What Is a Lottery?

A lottery is a type of game in which numbers are drawn at random and winners are awarded prizes depending on the number of numbers matching a predetermined set. The prize amounts vary, but some examples include cars, houses, cash, and other valuable items. A lottery is often regulated by law to prevent fraud or corruption.

In the United States, state governments run lotteries as a form of revenue generation and are the only entities allowed to sell tickets. They also have monopoly rights and do not allow other private companies to compete with them. State governments use the proceeds from lotteries to fund public expenditures.

While some people enjoy playing the lottery for its low costs and large jackpots, others believe that it is a waste of time and money. However, some players argue that the lottery is not all bad; it can help raise funds for a variety of purposes. Others say that it is important to know how to play the lottery responsibly.
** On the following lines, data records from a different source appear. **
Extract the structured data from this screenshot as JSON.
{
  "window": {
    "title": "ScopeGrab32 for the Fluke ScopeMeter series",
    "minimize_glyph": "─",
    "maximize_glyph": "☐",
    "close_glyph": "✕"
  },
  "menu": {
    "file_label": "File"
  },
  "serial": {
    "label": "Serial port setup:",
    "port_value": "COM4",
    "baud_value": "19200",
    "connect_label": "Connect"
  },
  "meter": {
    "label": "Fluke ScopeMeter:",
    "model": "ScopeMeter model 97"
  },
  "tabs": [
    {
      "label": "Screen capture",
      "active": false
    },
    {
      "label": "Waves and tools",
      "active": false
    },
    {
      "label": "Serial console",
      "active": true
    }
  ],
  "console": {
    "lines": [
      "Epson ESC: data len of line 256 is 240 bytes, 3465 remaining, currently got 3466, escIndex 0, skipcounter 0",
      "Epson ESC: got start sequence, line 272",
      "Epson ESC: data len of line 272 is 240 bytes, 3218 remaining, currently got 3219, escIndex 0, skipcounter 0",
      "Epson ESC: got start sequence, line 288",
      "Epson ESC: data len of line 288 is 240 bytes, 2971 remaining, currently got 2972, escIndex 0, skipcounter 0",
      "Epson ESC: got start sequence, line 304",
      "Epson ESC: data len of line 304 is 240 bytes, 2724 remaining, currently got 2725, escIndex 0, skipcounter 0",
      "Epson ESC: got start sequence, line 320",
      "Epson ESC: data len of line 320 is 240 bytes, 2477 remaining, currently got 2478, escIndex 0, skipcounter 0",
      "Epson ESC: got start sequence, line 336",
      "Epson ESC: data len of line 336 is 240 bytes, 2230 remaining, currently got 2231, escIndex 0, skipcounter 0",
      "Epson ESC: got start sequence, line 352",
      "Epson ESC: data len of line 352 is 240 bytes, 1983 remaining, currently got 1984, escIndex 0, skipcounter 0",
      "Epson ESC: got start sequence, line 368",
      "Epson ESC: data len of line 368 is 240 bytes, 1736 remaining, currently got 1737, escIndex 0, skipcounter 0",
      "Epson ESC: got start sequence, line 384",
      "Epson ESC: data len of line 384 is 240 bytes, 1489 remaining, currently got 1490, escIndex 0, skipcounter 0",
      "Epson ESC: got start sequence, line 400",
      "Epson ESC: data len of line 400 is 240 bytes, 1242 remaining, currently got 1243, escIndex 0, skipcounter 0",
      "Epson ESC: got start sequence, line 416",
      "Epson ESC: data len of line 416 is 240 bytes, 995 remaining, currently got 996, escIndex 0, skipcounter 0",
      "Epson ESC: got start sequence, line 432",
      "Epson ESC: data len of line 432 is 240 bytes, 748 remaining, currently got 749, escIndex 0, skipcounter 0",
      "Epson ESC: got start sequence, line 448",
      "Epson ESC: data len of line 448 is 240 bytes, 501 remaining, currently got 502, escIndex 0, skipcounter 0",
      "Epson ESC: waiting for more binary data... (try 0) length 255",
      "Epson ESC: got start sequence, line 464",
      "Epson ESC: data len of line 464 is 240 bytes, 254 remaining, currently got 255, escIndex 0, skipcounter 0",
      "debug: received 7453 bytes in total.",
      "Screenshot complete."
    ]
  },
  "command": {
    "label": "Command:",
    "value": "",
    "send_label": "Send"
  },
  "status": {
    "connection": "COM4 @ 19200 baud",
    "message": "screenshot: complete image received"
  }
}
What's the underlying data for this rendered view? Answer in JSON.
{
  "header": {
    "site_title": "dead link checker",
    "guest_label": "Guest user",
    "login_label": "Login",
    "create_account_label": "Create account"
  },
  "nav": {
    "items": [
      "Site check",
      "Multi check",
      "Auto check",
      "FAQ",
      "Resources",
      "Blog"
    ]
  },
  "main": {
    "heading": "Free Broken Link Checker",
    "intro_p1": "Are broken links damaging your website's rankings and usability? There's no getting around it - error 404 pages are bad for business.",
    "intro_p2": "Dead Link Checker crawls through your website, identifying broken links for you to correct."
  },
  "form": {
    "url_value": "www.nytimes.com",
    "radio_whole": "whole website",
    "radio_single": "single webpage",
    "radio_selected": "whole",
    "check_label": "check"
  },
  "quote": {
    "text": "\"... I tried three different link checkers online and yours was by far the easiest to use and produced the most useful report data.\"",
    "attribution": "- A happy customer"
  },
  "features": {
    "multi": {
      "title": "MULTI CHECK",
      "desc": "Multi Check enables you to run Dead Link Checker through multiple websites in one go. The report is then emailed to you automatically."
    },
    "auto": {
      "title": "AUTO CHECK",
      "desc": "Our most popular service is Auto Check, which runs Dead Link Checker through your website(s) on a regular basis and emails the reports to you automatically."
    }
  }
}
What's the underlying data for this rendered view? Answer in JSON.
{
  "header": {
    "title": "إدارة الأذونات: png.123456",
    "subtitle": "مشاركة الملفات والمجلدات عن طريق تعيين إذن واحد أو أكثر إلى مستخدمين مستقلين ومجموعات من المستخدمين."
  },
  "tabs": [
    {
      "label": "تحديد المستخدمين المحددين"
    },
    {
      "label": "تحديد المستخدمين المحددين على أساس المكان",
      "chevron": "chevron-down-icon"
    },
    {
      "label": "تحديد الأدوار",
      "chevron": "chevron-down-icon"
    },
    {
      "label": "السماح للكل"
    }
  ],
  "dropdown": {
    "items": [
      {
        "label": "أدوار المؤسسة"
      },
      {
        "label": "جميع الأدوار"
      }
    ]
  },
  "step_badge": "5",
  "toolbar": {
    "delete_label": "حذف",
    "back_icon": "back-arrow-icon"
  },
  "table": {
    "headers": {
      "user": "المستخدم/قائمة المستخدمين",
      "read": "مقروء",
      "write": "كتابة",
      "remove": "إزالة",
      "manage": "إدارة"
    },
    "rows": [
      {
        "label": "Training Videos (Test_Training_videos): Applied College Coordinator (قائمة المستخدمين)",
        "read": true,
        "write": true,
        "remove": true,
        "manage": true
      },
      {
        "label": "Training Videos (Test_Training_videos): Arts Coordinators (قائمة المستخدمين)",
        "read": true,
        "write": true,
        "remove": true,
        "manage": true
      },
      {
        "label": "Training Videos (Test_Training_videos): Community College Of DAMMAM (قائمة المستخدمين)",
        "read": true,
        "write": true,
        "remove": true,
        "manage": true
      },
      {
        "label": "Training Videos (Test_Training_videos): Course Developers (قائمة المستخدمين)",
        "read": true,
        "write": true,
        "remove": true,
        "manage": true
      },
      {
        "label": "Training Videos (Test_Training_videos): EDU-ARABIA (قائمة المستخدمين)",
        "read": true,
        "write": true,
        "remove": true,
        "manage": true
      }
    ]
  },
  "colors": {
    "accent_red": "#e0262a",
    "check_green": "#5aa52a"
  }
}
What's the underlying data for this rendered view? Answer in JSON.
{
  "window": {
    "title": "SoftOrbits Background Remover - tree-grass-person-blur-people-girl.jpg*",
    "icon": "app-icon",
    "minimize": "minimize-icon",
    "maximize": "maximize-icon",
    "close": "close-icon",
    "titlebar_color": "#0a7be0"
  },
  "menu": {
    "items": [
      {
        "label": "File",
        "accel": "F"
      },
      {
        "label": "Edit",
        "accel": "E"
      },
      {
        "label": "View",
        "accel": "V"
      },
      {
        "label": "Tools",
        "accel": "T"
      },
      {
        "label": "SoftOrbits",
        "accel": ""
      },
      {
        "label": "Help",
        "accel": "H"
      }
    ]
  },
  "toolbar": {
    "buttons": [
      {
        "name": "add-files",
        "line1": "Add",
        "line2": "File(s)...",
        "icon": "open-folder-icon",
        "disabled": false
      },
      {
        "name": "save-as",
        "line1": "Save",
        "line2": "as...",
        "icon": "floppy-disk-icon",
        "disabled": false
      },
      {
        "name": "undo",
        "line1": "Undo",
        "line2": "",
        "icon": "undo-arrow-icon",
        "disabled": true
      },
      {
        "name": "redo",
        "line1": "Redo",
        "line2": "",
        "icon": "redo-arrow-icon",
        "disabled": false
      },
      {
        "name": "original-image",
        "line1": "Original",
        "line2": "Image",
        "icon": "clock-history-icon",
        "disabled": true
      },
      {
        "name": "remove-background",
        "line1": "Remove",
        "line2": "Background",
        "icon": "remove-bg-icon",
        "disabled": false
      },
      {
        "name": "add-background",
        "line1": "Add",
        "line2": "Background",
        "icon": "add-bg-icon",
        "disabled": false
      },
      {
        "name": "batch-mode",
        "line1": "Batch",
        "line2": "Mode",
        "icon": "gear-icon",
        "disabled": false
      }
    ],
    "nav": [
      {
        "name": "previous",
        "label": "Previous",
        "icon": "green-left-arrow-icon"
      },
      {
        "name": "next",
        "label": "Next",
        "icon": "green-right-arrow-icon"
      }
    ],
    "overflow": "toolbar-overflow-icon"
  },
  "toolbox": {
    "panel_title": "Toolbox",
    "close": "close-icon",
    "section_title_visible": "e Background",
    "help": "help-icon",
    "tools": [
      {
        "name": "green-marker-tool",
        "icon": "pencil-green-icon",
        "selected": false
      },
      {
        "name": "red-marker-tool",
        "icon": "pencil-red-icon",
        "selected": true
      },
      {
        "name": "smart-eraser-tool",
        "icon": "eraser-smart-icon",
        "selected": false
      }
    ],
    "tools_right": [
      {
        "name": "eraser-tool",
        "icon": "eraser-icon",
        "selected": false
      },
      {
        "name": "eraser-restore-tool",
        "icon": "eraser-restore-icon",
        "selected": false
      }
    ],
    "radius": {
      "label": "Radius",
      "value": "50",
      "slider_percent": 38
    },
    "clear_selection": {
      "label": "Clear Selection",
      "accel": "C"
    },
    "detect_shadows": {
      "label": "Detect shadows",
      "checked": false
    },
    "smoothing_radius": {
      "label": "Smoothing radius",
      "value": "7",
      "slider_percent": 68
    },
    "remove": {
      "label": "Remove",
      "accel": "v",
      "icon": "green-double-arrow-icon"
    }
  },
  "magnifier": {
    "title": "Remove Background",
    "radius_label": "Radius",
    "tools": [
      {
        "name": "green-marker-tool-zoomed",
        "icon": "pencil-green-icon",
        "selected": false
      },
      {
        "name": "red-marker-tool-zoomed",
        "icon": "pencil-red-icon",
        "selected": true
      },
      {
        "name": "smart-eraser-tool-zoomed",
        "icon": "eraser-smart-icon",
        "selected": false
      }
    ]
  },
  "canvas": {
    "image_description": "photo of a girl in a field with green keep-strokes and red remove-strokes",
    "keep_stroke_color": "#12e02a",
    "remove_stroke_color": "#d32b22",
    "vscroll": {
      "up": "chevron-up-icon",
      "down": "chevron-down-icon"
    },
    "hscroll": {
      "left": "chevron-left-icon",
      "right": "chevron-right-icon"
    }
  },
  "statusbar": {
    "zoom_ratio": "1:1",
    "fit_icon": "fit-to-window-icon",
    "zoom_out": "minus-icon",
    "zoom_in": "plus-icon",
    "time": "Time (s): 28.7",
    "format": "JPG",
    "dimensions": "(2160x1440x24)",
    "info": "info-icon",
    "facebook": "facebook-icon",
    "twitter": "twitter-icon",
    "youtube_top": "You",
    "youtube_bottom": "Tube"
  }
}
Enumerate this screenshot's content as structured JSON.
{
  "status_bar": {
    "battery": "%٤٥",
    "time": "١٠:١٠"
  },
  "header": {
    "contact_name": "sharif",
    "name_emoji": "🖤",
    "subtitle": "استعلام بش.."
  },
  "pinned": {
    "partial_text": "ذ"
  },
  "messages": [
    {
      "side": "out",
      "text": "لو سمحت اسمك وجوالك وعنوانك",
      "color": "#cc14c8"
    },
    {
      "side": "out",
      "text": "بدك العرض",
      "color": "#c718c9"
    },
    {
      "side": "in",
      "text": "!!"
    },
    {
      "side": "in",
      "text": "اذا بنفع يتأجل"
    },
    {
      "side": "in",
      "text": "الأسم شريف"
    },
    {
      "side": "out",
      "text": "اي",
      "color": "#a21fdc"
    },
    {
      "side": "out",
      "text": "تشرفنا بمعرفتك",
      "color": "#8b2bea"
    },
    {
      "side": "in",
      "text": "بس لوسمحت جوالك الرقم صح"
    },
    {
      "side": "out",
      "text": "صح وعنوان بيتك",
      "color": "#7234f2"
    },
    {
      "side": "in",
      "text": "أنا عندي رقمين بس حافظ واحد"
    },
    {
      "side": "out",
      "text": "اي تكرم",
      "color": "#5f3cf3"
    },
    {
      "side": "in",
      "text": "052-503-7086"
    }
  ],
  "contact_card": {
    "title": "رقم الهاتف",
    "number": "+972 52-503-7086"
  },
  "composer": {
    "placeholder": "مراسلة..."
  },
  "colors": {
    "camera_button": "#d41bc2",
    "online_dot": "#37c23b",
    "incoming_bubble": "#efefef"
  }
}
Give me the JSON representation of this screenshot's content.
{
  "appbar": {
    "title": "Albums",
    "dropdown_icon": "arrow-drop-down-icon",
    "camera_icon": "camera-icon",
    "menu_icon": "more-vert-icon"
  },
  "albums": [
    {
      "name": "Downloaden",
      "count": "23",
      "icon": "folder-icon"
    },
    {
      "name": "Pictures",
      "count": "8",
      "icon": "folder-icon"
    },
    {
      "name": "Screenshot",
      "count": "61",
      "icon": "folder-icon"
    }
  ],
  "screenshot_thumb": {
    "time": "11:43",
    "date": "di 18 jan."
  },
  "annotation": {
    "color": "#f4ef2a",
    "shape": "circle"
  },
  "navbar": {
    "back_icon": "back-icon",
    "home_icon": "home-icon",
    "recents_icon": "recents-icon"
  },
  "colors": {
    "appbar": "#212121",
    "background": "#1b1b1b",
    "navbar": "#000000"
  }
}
A lottery is an organization that distributes tickets to participants and draws winning combinations of numbers. The term comes from the Latin word lotire, meaning “fate” or “chance.” The first state-sponsored lottery in Europe was started in the Netherlands in 1669. It was called the Staatsloterij, and is still in operation today. Other European countries have since adopted the lottery.

The lottery has become one of the most popular forms of gambling, with some players spending billions every year on tickets. The jackpots can reach millions of dollars, and are usually advertised on television and in magazines. Some people even buy multiple tickets in the hope of winning a prize. However, the chances of winning are very small.

In the US, there are over 40 states that offer a lottery. The states that do not have a lottery are Alabama, Alaska, Hawaii, Mississippi, Utah, and Nevada. Some of these states have reasons for not having a lottery, such as religious beliefs, a lack of interest in gambling, or the desire to retain existing taxes.

While the state-sponsored lottery has become the most popular form of lottery, many private companies have also developed games for individual consumers. Some of these lotteries are run by private charities, while others are owned by major corporations. Private lotteries can be more lucrative than the state-sponsored version, as they can attract more players and make larger jackpots.

In The Lottery, Shirley Jackson tells a story about tradition and how people blindly follow it. The story shows that people should stand up for what they believe in and not be afraid to challenge the status quo. In this way, they can create a better society for themselves and their families. In addition, the story highlights how evil can lurk in small villages and towns that look peaceful and innocent. This is a reminder to all of us that we must be careful and watchful of our surroundings. We never know what evil may lurk within those who appear to be our friends and neighbors.